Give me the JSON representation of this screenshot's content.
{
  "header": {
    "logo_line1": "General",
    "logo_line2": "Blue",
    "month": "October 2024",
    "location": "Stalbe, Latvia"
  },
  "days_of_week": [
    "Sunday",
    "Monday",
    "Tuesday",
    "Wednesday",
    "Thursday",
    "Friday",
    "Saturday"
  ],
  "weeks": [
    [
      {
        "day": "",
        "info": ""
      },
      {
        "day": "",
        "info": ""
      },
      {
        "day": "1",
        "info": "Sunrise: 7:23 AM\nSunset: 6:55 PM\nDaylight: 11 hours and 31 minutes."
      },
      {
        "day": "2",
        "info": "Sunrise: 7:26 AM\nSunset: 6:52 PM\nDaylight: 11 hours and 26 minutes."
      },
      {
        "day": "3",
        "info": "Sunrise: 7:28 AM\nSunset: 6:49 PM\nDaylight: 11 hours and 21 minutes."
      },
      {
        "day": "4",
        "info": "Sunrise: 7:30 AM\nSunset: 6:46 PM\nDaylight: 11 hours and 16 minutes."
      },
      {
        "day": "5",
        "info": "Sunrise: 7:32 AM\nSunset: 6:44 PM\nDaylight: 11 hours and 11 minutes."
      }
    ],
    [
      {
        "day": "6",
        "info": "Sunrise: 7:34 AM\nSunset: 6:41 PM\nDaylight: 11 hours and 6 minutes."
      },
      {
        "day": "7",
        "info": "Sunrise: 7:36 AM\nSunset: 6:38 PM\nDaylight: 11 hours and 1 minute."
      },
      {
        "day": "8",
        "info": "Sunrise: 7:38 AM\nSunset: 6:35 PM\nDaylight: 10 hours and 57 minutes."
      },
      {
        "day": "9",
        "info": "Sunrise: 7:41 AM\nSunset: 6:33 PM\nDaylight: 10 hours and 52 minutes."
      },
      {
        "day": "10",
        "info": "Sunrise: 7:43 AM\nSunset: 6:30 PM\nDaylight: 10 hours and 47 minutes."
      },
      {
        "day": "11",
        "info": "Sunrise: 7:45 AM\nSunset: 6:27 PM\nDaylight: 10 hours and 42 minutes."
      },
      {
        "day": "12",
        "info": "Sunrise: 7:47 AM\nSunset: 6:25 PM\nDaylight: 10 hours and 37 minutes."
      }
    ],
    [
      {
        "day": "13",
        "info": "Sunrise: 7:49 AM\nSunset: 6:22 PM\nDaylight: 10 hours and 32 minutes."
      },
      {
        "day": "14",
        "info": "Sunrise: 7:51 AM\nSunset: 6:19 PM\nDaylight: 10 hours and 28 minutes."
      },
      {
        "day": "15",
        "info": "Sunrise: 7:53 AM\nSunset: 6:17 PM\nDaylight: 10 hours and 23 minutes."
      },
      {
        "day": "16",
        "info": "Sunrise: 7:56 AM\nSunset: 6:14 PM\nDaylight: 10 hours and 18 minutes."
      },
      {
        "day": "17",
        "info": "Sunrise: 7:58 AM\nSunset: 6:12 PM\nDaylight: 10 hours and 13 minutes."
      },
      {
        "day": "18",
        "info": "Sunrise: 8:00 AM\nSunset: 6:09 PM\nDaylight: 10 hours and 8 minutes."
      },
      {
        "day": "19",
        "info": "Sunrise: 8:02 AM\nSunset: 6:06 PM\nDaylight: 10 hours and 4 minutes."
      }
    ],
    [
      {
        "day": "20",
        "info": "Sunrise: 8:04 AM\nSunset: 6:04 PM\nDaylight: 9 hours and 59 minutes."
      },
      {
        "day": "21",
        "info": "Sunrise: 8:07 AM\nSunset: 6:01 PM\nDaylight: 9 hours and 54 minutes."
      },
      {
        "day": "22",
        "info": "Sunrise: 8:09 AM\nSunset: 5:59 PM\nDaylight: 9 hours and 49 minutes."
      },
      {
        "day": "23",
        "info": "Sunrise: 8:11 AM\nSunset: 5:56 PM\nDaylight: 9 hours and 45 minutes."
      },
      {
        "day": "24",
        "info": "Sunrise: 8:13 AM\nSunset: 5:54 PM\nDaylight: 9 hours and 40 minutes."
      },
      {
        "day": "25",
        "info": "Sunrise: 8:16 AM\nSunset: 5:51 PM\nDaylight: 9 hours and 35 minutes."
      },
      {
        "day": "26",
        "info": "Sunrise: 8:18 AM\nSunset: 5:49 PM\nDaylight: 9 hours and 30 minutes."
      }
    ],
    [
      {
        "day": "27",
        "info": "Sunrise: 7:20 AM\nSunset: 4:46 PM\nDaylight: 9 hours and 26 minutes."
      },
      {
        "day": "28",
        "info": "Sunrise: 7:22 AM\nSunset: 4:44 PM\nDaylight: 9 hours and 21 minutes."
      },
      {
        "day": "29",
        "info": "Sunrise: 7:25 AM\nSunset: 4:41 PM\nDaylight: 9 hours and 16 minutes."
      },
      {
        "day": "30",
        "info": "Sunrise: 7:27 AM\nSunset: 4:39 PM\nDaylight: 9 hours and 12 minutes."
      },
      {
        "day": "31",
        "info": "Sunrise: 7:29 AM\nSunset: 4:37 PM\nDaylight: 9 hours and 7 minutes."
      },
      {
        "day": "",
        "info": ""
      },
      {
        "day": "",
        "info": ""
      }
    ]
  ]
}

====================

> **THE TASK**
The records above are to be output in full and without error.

> **OUTPUT**
Give me the JSON representation of this screenshot's content.
{
  "header": {
    "logo_line1": "General",
    "logo_line2": "Blue",
    "month": "October 2024",
    "location": "Stalbe, Latvia"
  },
  "days_of_week": [
    "Sunday",
    "Monday",
    "Tuesday",
    "Wednesday",
    "Thursday",
    "Friday",
    "Saturday"
  ],
  "weeks": [
    [
      {
        "day": "",
        "info": ""
      },
      {
        "day": "",
        "info": ""
      },
      {
        "day": "1",
        "info": "Sunrise: 7:23 AM\nSunset: 6:55 PM\nDaylight: 11 hours and 31 minutes."
      },
      {
        "day": "2",
        "info": "Sunrise: 7:26 AM\nSunset: 6:52 PM\nDaylight: 11 hours and 26 minutes."
      },
      {
        "day": "3",
        "info": "Sunrise: 7:28 AM\nSunset: 6:49 PM\nDaylight: 11 hours and 21 minutes."
      },
      {
        "day": "4",
        "info": "Sunrise: 7:30 AM\nSunset: 6:46 PM\nDaylight: 11 hours and 16 minutes."
      },
      {
        "day": "5",
        "info": "Sunrise: 7:32 AM\nSunset: 6:44 PM\nDaylight: 11 hours and 11 minutes."
      }
    ],
    [
      {
        "day": "6",
        "info": "Sunrise: 7:34 AM\nSunset: 6:41 PM\nDaylight: 11 hours and 6 minutes."
      },
      {
        "day": "7",
        "info": "Sunrise: 7:36 AM\nSunset: 6:38 PM\nDaylight: 11 hours and 1 minute."
      },
      {
        "day": "8",
        "info": "Sunrise: 7:38 AM\nSunset: 6:35 PM\nDaylight: 10 hours and 57 minutes."
      },
      {
        "day": "9",
        "info": "Sunrise: 7:41 AM\nSunset: 6:33 PM\nDaylight: 10 hours and 52 minutes."
      },
      {
        "day": "10",
        "info": "Sunrise: 7:43 AM\nSunset: 6:30 PM\nDaylight: 10 hours and 47 minutes."
      },
      {
        "day": "11",
        "info": "Sunrise: 7:45 AM\nSunset: 6:27 PM\nDaylight: 10 hours and 42 minutes."
      },
      {
        "day": "12",
        "info": "Sunrise: 7:47 AM\nSunset: 6:25 PM\nDaylight: 10 hours and 37 minutes."
      }
    ],
    [
      {
        "day": "13",
        "info": "Sunrise: 7:49 AM\nSunset: 6:22 PM\nDaylight: 10 hours and 32 minutes."
      },
      {
        "day": "14",
        "info": "Sunrise: 7:51 AM\nSunset: 6:19 PM\nDaylight: 10 hours and 28 minutes."
      },
      {
        "day": "15",
        "info": "Sunrise: 7:53 AM\nSunset: 6:17 PM\nDaylight: 10 hours and 23 minutes."
      },
      {
        "day": "16",
        "info": "Sunrise: 7:56 AM\nSunset: 6:14 PM\nDaylight: 10 hours and 18 minutes."
      },
      {
        "day": "17",
        "info": "Sunrise: 7:58 AM\nSunset: 6:12 PM\nDaylight: 10 hours and 13 minutes."
      },
      {
        "day": "18",
        "info": "Sunrise: 8:00 AM\nSunset: 6:09 PM\nDaylight: 10 hours and 8 minutes."
      },
      {
        "day": "19",
        "info": "Sunrise: 8:02 AM\nSunset: 6:06 PM\nDaylight: 10 hours and 4 minutes."
      }
    ],
    [
      {
        "day": "20",
        "info": "Sunrise: 8:04 AM\nSunset: 6:04 PM\nDaylight: 9 hours and 59 minutes."
      },
      {
        "day": "21",
        "info": "Sunrise: 8:07 AM\nSunset: 6:01 PM\nDaylight: 9 hours and 54 minutes."
      },
      {
        "day": "22",
        "info": "Sunrise: 8:09 AM\nSunset: 5:59 PM\nDaylight: 9 hours and 49 minutes."
      },
      {
        "day": "23",
        "info": "Sunrise: 8:11 AM\nSunset: 5:56 PM\nDaylight: 9 hours and 45 minutes."
      },
      {
        "day": "24",
        "info": "Sunrise: 8:13 AM\nSunset: 5:54 PM\nDaylight: 9 hours and 40 minutes."
      },
      {
        "day": "25",
        "info": "Sunrise: 8:16 AM\nSunset: 5:51 PM\nDaylight: 9 hours and 35 minutes."
      },
      {
        "day": "26",
        "info": "Sunrise: 8:18 AM\nSunset: 5:49 PM\nDaylight: 9 hours and 30 minutes."
      }
    ],
    [
      {
        "day": "27",
        "info": "Sunrise: 7:20 AM\nSunset: 4:46 PM\nDaylight: 9 hours and 26 minutes."
      },
      {
        "day": "28",
        "info": "Sunrise: 7:22 AM\nSunset: 4:44 PM\nDaylight: 9 hours and 21 minutes."
      },
      {
        "day": "29",
        "info": "Sunrise: 7:25 AM\nSunset: 4:41 PM\nDaylight: 9 hours and 16 minutes."
      },
      {
        "day": "30",
        "info": "Sunrise: 7:27 AM\nSunset: 4:39 PM\nDaylight: 9 hours and 12 minutes."
      },
      {
        "day": "31",
        "info": "Sunrise: 7:29 AM\nSunset: 4:37 PM\nDaylight: 9 hours and 7 minutes."
      },
      {
        "day": "",
        "info": ""
      },
      {
        "day": "",
        "info": ""
      }
    ]
  ]
}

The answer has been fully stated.